(Entries from a dataset of interfaces)

------------------------

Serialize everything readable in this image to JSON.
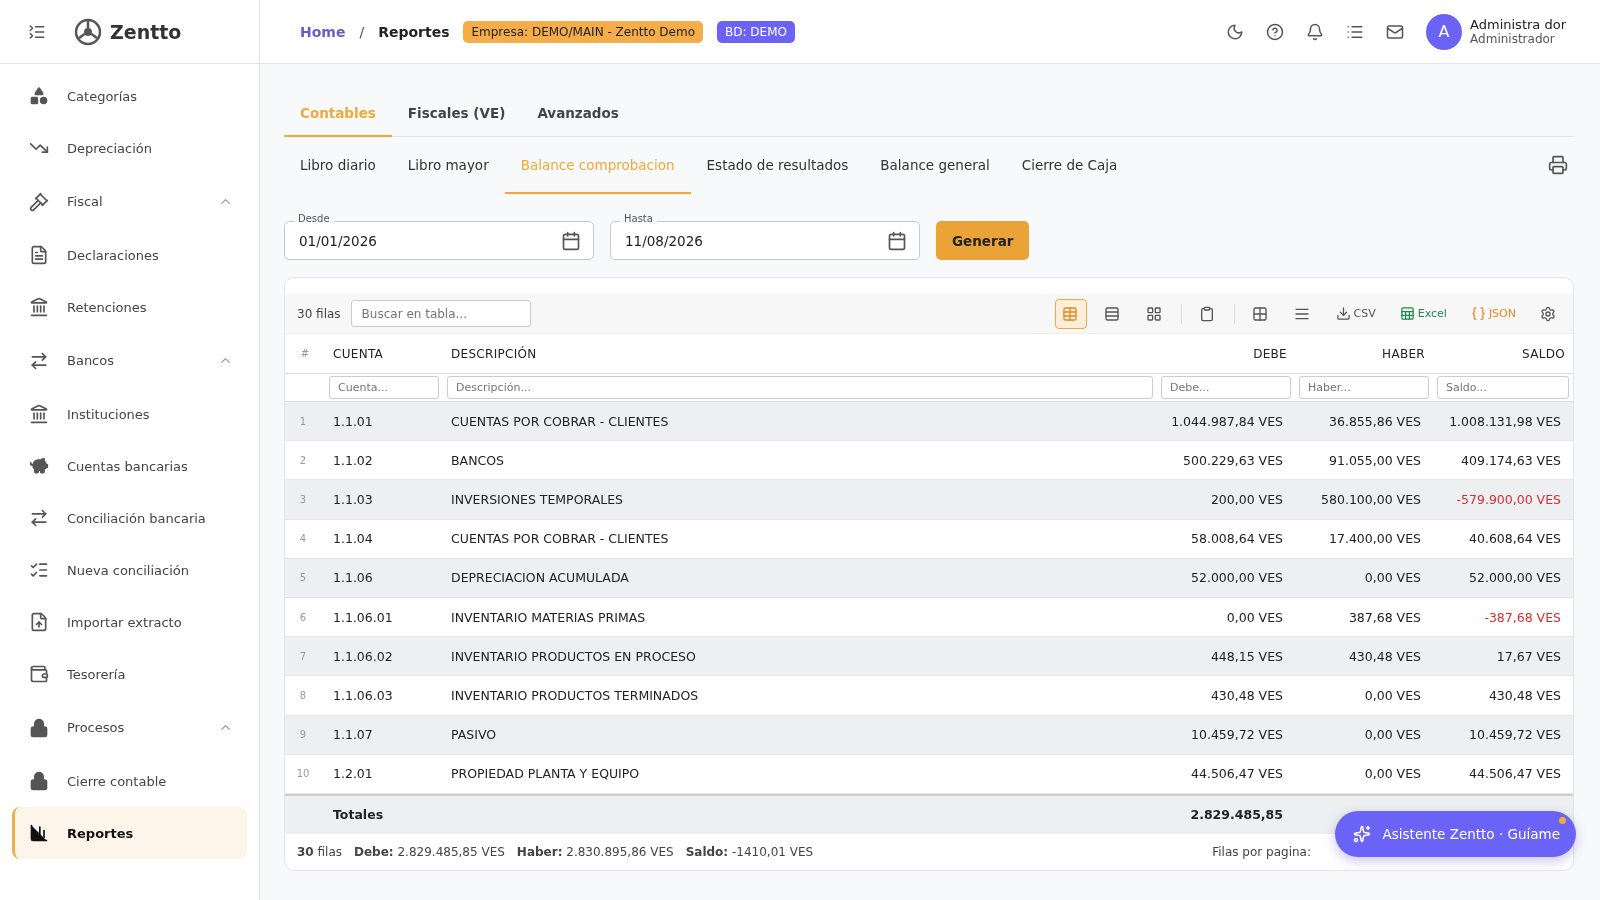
{
  "sidebar": {
    "brand": "Zentto",
    "items": [
      {
        "label": "Categorías",
        "selected": false
      },
      {
        "label": "Depreciación",
        "selected": false
      },
      {
        "label": "Fiscal",
        "selected": false,
        "expanded": true,
        "children": [
          {
            "label": "Declaraciones",
            "selected": false
          },
          {
            "label": "Retenciones",
            "selected": false
          }
        ]
      },
      {
        "label": "Bancos",
        "selected": false,
        "expanded": true,
        "children": [
          {
            "label": "Instituciones",
            "selected": false
          },
          {
            "label": "Cuentas bancarias",
            "selected": false
          },
          {
            "label": "Conciliación bancaria",
            "selected": false
          },
          {
            "label": "Nueva conciliación",
            "selected": false
          },
          {
            "label": "Importar extracto",
            "selected": false
          },
          {
            "label": "Tesorería",
            "selected": false
          }
        ]
      },
      {
        "label": "Procesos",
        "selected": false,
        "expanded": true,
        "children": [
          {
            "label": "Cierre contable",
            "selected": false
          },
          {
            "label": "Reportes",
            "selected": true
          }
        ]
      }
    ]
  },
  "header": {
    "breadcrumb": [
      "Home",
      "Reportes"
    ],
    "breadcrumb_separator": "/",
    "company_badge": "Empresa: DEMO/MAIN - Zentto Demo",
    "db_badge": "BD: DEMO",
    "user": {
      "initial": "A",
      "name": "Administra dor",
      "role": "Administrador"
    }
  },
  "tabs": [
    {
      "label": "Contables",
      "selected": true
    },
    {
      "label": "Fiscales (VE)",
      "selected": false
    },
    {
      "label": "Avanzados",
      "selected": false
    }
  ],
  "subtabs": [
    {
      "label": "Libro diario",
      "selected": false
    },
    {
      "label": "Libro mayor",
      "selected": false
    },
    {
      "label": "Balance comprobacion",
      "selected": true
    },
    {
      "label": "Estado de resultados",
      "selected": false
    },
    {
      "label": "Balance general",
      "selected": false
    },
    {
      "label": "Cierre de Caja",
      "selected": false
    }
  ],
  "filters": {
    "from": {
      "label": "Desde",
      "value": "01/01/2026"
    },
    "to": {
      "label": "Hasta",
      "value": "11/08/2026"
    },
    "button": "Generar"
  },
  "table": {
    "row_count": "30 filas",
    "search_placeholder": "Buscar en tabla...",
    "views": [
      {
        "selected": true
      },
      {
        "selected": false
      },
      {
        "selected": false
      }
    ],
    "exports": [
      "CSV",
      "Excel",
      "JSON"
    ],
    "columns": [
      "#",
      "CUENTA",
      "DESCRIPCIÓN",
      "DEBE",
      "HABER",
      "SALDO"
    ],
    "column_filters": [
      {
        "placeholder": "Cuenta..."
      },
      {
        "placeholder": "Descripción..."
      },
      {
        "placeholder": "Debe..."
      },
      {
        "placeholder": "Haber..."
      },
      {
        "placeholder": "Saldo..."
      }
    ],
    "rows": [
      {
        "n": "1",
        "cuenta": "1.1.01",
        "descripcion": "CUENTAS POR COBRAR - CLIENTES",
        "debe": "1.044.987,84 VES",
        "haber": "36.855,86 VES",
        "saldo": "1.008.131,98 VES",
        "negative": false
      },
      {
        "n": "2",
        "cuenta": "1.1.02",
        "descripcion": "BANCOS",
        "debe": "500.229,63 VES",
        "haber": "91.055,00 VES",
        "saldo": "409.174,63 VES",
        "negative": false
      },
      {
        "n": "3",
        "cuenta": "1.1.03",
        "descripcion": "INVERSIONES TEMPORALES",
        "debe": "200,00 VES",
        "haber": "580.100,00 VES",
        "saldo": "-579.900,00 VES",
        "negative": true
      },
      {
        "n": "4",
        "cuenta": "1.1.04",
        "descripcion": "CUENTAS POR COBRAR - CLIENTES",
        "debe": "58.008,64 VES",
        "haber": "17.400,00 VES",
        "saldo": "40.608,64 VES",
        "negative": false
      },
      {
        "n": "5",
        "cuenta": "1.1.06",
        "descripcion": "DEPRECIACION ACUMULADA",
        "debe": "52.000,00 VES",
        "haber": "0,00 VES",
        "saldo": "52.000,00 VES",
        "negative": false
      },
      {
        "n": "6",
        "cuenta": "1.1.06.01",
        "descripcion": "INVENTARIO MATERIAS PRIMAS",
        "debe": "0,00 VES",
        "haber": "387,68 VES",
        "saldo": "-387,68 VES",
        "negative": true
      },
      {
        "n": "7",
        "cuenta": "1.1.06.02",
        "descripcion": "INVENTARIO PRODUCTOS EN PROCESO",
        "debe": "448,15 VES",
        "haber": "430,48 VES",
        "saldo": "17,67 VES",
        "negative": false
      },
      {
        "n": "8",
        "cuenta": "1.1.06.03",
        "descripcion": "INVENTARIO PRODUCTOS TERMINADOS",
        "debe": "430,48 VES",
        "haber": "0,00 VES",
        "saldo": "430,48 VES",
        "negative": false
      },
      {
        "n": "9",
        "cuenta": "1.1.07",
        "descripcion": "PASIVO",
        "debe": "10.459,72 VES",
        "haber": "0,00 VES",
        "saldo": "10.459,72 VES",
        "negative": false
      },
      {
        "n": "10",
        "cuenta": "1.2.01",
        "descripcion": "PROPIEDAD PLANTA Y EQUIPO",
        "debe": "44.506,47 VES",
        "haber": "0,00 VES",
        "saldo": "44.506,47 VES",
        "negative": false
      }
    ],
    "totals": {
      "label": "Totales",
      "debe": "2.829.485,85"
    },
    "footer": {
      "count": "**30** filas",
      "debe": "**Debe:** 2.829.485,85 VES",
      "haber": "**Haber:** 2.830.895,86 VES",
      "saldo": "**Saldo:** -1410,01 VES",
      "per_page": "Filas por pagina:"
    }
  },
  "assistant": {
    "label": "Asistente Zentto · Guíame",
    "notification": true
  }
}
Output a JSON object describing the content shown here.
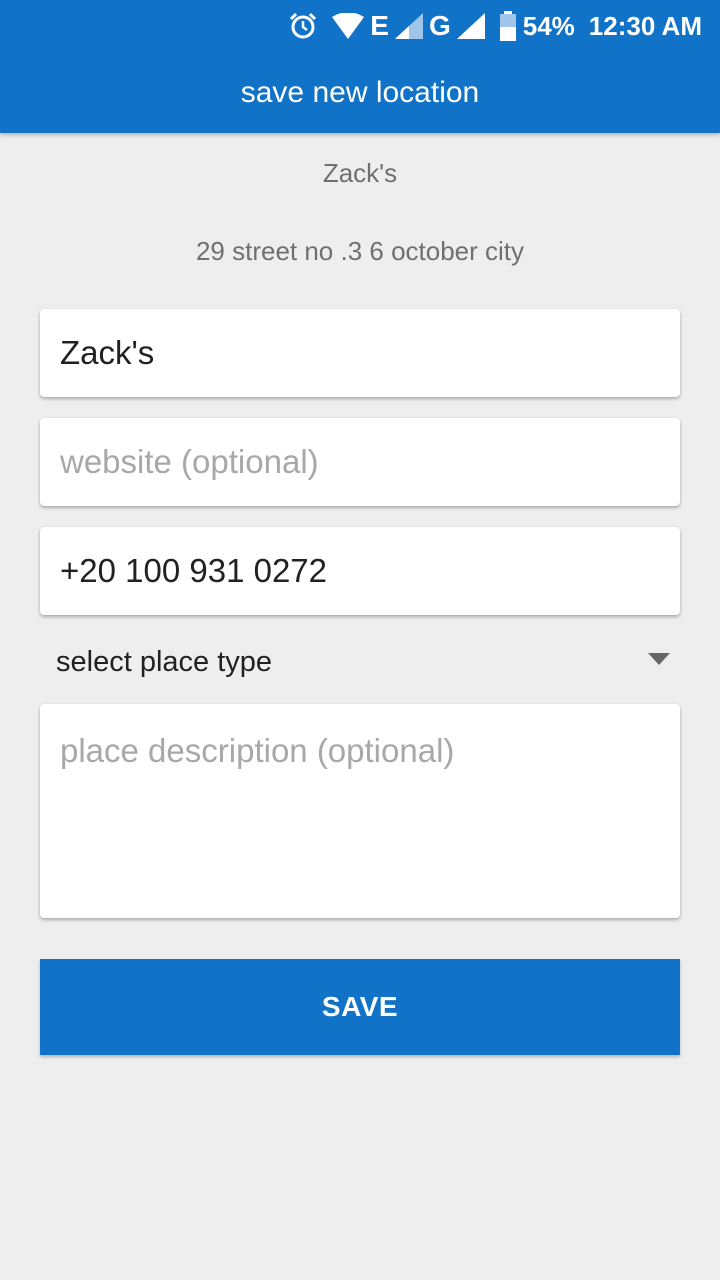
{
  "status_bar": {
    "battery": "54%",
    "time": "12:30 AM",
    "network_1": "E",
    "network_2": "G"
  },
  "app_bar": {
    "title": "save new location"
  },
  "place": {
    "name": "Zack's",
    "address": "29 street no .3 6 october city"
  },
  "form": {
    "name_value": "Zack's",
    "website_placeholder": "website (optional)",
    "phone_value": "+20 100 931 0272",
    "place_type_label": "select place type",
    "description_placeholder": "place description (optional)",
    "save_label": "SAVE"
  },
  "colors": {
    "primary": "#1073c7",
    "background": "#eeeeee"
  }
}
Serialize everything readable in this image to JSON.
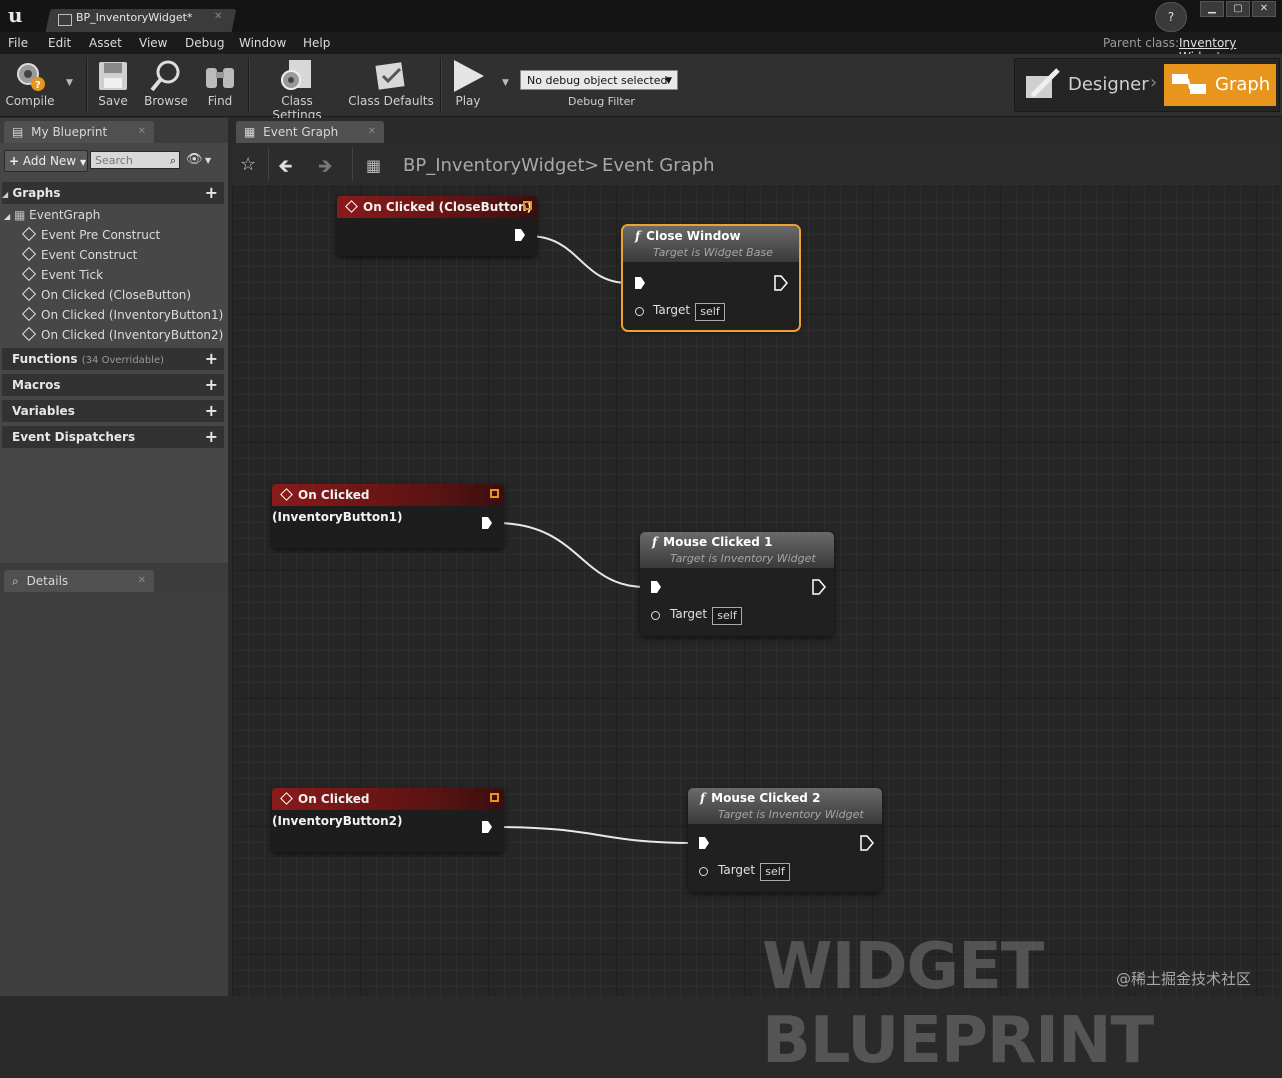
{
  "window": {
    "tab_title": "BP_InventoryWidget*",
    "parent_class_label": "Parent class:",
    "parent_class_value": "Inventory Widget"
  },
  "menu": [
    "File",
    "Edit",
    "Asset",
    "View",
    "Debug",
    "Window",
    "Help"
  ],
  "toolbar": {
    "compile": "Compile",
    "save": "Save",
    "browse": "Browse",
    "find": "Find",
    "class_settings": "Class Settings",
    "class_defaults": "Class Defaults",
    "play": "Play",
    "debug_select": "No debug object selected",
    "debug_filter": "Debug Filter",
    "designer": "Designer",
    "graph": "Graph"
  },
  "left_panel": {
    "tab": "My Blueprint",
    "add_new": "Add New",
    "search_placeholder": "Search",
    "graphs_header": "Graphs",
    "event_graph": "EventGraph",
    "events": [
      "Event Pre Construct",
      "Event Construct",
      "Event Tick",
      "On Clicked (CloseButton)",
      "On Clicked (InventoryButton1)",
      "On Clicked (InventoryButton2)"
    ],
    "functions_header": "Functions",
    "functions_count": "(34 Overridable)",
    "macros_header": "Macros",
    "variables_header": "Variables",
    "dispatchers_header": "Event Dispatchers",
    "details_tab": "Details"
  },
  "graph": {
    "tab": "Event Graph",
    "breadcrumb_asset": "BP_InventoryWidget",
    "breadcrumb_sep": ">",
    "breadcrumb_graph": "Event Graph",
    "watermark": "WIDGET BLUEPRINT",
    "credit": "@稀土掘金技术社区",
    "nodes": {
      "event1": "On Clicked (CloseButton)",
      "event2": "On Clicked (InventoryButton1)",
      "event3": "On Clicked (InventoryButton2)",
      "func1_title": "Close Window",
      "func1_sub": "Target is Widget Base",
      "func2_title": "Mouse Clicked 1",
      "func2_sub": "Target is Inventory Widget",
      "func3_title": "Mouse Clicked 2",
      "func3_sub": "Target is Inventory Widget",
      "target_label": "Target",
      "self_value": "self"
    }
  }
}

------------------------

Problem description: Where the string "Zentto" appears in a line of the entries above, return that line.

Result for this exercise:
    "brand": "Zentto",
    "company_badge": "Empresa: DEMO/MAIN - Zentto Demo",
    "label": "Asistente Zentto · Guíame",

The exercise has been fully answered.